Now the commotion of a snap election is over let's get down to the root problems of the currency.
Forget sterling, this is not the UK and the pound.
Let's talk about the yen now that all the noise following Shinzo Abe's election victory has died down.
In the weeks leading up to the election, the yen strengthened - a reaction that wouldn't surprise regular Japanese investors as the currency attracts so-called "haven flows" during times of uncertainty.
The yen's haven status reached its peak in the three years following the 2008 financial crisis, and was a regular store of value thanks to haven flows.
And this is thanks to a combination of its use as a funding currency in carry trades and its large net foreign asset position.
Because of its historically low interest rates, Japan's yen has often been used in carry trades - where a low yielding currency is used to buy higher yielding assets to benefit from the yield differentials.
In times of market volatility, these trades would be quickly unwound, leaving large yen positions.
Secondly, in times of geopolitical tensions, Japanese investors would repatriate their large holdings of foreign assets back into yen.
Thus, the currency built up a history of safety in times of turmoil - strengthening throughout the financial crisis and hitting its record high against the dollar at Y75.95 at the heart of the eurozone debt crisis in 2011.
The yen today
Although a long way off these levels now, the yen isn't particularly weak by historical standards. But measured in the timeframe of the last six years, it certainly is.
And it is this weakness that Japanese authorities hope will drag the country out of decades of low inflation and limp growth.

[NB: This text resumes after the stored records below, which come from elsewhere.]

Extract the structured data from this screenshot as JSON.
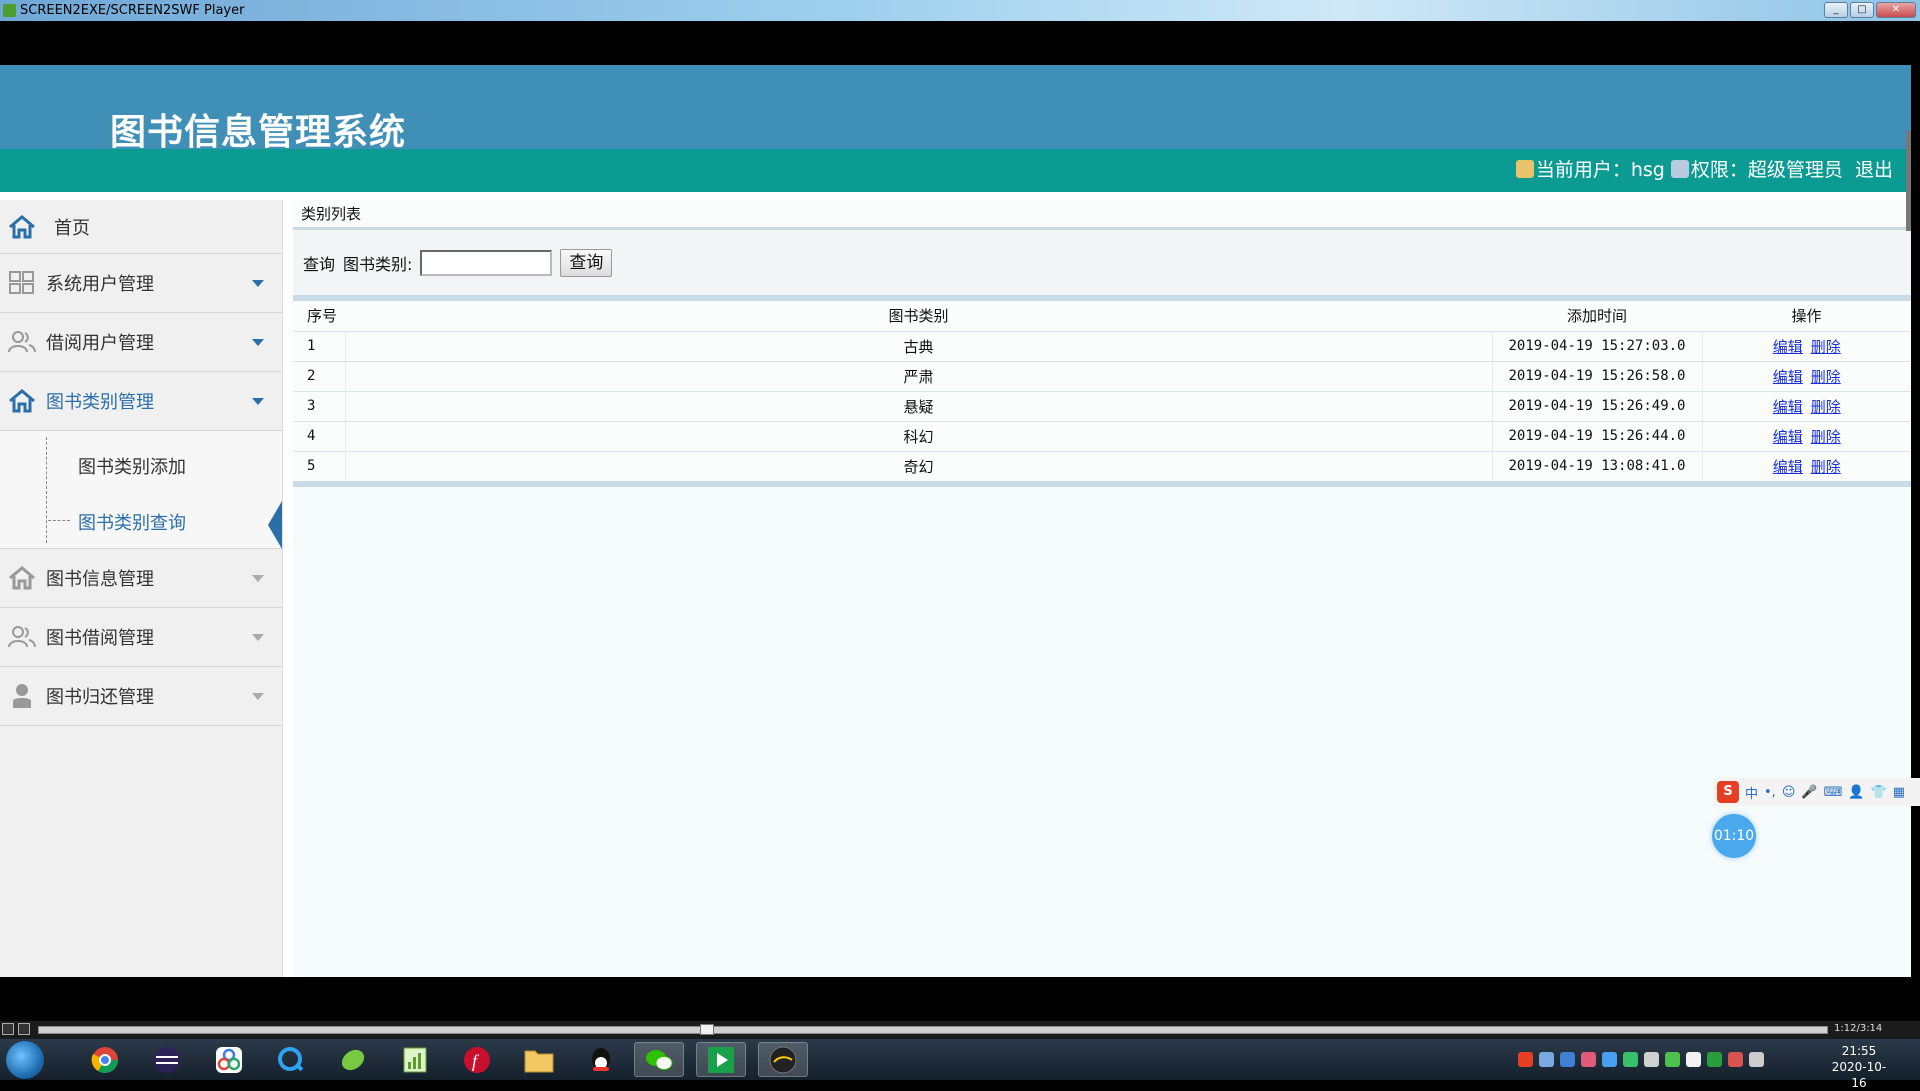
{
  "window": {
    "title": "SCREEN2EXE/SCREEN2SWF Player"
  },
  "header": {
    "title": "图书信息管理系统",
    "user_label": "当前用户：",
    "user_name": "hsg",
    "role_label": "权限：",
    "role": "超级管理员",
    "logout": "退出"
  },
  "sidebar": {
    "home": "首页",
    "items": [
      {
        "label": "系统用户管理",
        "icon": "grid-icon"
      },
      {
        "label": "借阅用户管理",
        "icon": "users-icon"
      },
      {
        "label": "图书类别管理",
        "icon": "home-icon"
      },
      {
        "label": "图书信息管理",
        "icon": "home-icon"
      },
      {
        "label": "图书借阅管理",
        "icon": "users-icon"
      },
      {
        "label": "图书归还管理",
        "icon": "user-icon"
      }
    ],
    "submenu": [
      "图书类别添加",
      "图书类别查询"
    ]
  },
  "content": {
    "breadcrumb": "类别列表",
    "query": {
      "label": "查询",
      "field_label": "图书类别:",
      "value": "",
      "button": "查询"
    },
    "table": {
      "headers": [
        "序号",
        "图书类别",
        "添加时间",
        "操作"
      ],
      "rows": [
        {
          "id": "1",
          "category": "古典",
          "time": "2019-04-19 15:27:03.0"
        },
        {
          "id": "2",
          "category": "严肃",
          "time": "2019-04-19 15:26:58.0"
        },
        {
          "id": "3",
          "category": "悬疑",
          "time": "2019-04-19 15:26:49.0"
        },
        {
          "id": "4",
          "category": "科幻",
          "time": "2019-04-19 15:26:44.0"
        },
        {
          "id": "5",
          "category": "奇幻",
          "time": "2019-04-19 13:08:41.0"
        }
      ],
      "edit_label": "编辑",
      "delete_label": "删除"
    }
  },
  "overlay": {
    "ime_label": "中",
    "timer": "01:10"
  },
  "player": {
    "time": "1:12/3:14"
  },
  "taskbar": {
    "clock_time": "21:55",
    "clock_date": "2020-10-16"
  },
  "colors": {
    "header": "#3f8fb6",
    "userbar": "#0c9b93",
    "link": "#1a2fd6",
    "accent": "#2b6fa8"
  }
}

"In the wake of the election result, we expect Abe to pursue his bold monetary policy, the so-called ‘’First Arrow’’ of Abenomics, and retain the 2% inflation target," says Katsunori Kitakura, lead strategist at SuMi Trust.
"Looking forward, the widening interest rate gap between Japan and the US, and the ensuing weak yen will enable companies to keep growing. This growth will be further supported by the current global economic expansion and the Bank of Japan’s continued monetary easing."
Japan's economy is not showing too many signs of frailty. Second-quarter gross domestic product grew at 0.6% quarter on quarter - its sixth-consecutive quarter of growth.
But it was some way below expectations of 1%, and the annual growth rate of 2.5% was expected to be much closer to 4%
The latest PMI data have shown a slight decline in manufacturing, but input prices are rising at a fast clip - and this is likely down to the weaker yen.
Meanwhile the third-quarter Tankan report that assesses conditions at Japanese businesses was impressive.
Viraj Patel, foreign exchange strategist at ING, says: "Japan’s strong Tankan report, with big gains for large manufacturers and gains in most of the other indices, including profits, suggest that the momentum behind Japan’s economy is still strong and that the Japanese economy can withstand a stronger yen."
A stronger yen?
Indeed, should economic growth start to strengthen more rapidly and rising input prices start to feed into consumer inflation, then the yen should start to receive a significant boost.
But that has been said by many before, and still inflation refuses to take a hold in Japan.
"We continue to forecast above-consensus growth this year and next, but very low inflation," say analysts at Capital Economics.
"Indeed, the Bank of Japan will probably be forced to lower its lofty inflation forecasts further at its meeting at the end of October. This means that monetary policy tightening is still a long way off. With the consensus coming around to this view, we expect the yen to weaken only slightly in coming months."
The most likely thing to contribute to a stronger yen in the coming months, then, appears to be haven flows ue to further geopolitical tensions.
David Kohl, chief currency economist, Julius Baer: "The geopolitical risk arising from North Korea sabre-rattling remains the main argument not to be overly negative for the yen outlook. The currency tends to profit as a safe haven from rising geopolitical risks."
Jane Foley at Rabobank agrees: "In recent months it has been the newsflow from North Korea which has probably had more influence on the value of the yen that any other single factor.
"That said, the policies of the BoJ have had a significant impact in ensuring that the value of the yen has remained soft when judged from an historical perspective."
Bank of Japan
So, is the yen likely to strengthen significantly in the near term? Unless haven flows become overwhelming, no.
The Bank of Japan is nowhere near dialling back its massive stimulus programme, and while the BoJ remains in its current ultra-easing mode, the yen has no yield benefit over any other major currency.
"The strength of the yen is not only a key driver of corporate profitability, but also of sentiment towards Japanese assets more generally and the BoJ’s current monetary policy framework will ensure that this will continue to be determined by external factors in the near term," says Daniel Minett, investment director at Brooks Macdonald.
If, however, Abe succeeds in persuading companies to use their large cash piles to raise wages and pushing through other fiscal reforms, the economy will grow and the yen will appreciate.
But for the time being, Abe, the BoJ and corporate Japan appear comfortable with a weaker yen.